### Your instructions
Across the entries below, how many lines include "title"? Give the number and nothing else.

### Data supplied
-*-

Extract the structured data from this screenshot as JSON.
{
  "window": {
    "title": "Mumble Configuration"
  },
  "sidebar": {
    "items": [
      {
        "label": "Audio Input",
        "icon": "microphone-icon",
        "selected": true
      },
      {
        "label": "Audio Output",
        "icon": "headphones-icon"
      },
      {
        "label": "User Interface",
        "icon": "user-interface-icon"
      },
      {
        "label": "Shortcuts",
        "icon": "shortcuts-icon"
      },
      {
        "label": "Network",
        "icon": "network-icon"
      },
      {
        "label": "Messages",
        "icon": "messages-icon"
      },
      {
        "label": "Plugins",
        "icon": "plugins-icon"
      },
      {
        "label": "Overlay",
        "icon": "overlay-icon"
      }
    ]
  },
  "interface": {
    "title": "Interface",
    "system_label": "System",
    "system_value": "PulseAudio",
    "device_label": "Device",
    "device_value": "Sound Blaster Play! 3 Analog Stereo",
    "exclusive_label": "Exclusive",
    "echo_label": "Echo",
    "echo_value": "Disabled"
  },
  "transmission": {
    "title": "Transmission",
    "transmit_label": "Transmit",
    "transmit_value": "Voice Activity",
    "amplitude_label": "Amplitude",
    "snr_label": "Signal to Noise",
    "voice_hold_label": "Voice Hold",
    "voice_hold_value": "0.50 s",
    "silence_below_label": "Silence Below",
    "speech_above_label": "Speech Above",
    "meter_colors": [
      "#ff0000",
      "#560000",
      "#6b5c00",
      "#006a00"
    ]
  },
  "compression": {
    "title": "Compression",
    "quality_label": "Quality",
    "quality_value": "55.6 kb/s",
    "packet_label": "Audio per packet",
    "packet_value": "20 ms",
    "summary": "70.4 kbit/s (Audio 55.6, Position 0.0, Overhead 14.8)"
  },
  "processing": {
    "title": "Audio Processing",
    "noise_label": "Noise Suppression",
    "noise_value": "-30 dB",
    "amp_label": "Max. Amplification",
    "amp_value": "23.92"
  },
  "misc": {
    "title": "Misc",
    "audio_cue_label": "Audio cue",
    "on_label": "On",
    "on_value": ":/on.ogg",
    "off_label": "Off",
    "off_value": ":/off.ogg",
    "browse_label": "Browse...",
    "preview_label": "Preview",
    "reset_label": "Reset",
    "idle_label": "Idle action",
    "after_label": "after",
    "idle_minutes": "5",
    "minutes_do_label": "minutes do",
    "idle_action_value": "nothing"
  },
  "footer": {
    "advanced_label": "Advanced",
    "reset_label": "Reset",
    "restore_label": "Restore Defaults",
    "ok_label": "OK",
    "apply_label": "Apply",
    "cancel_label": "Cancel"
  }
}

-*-

### Written response
6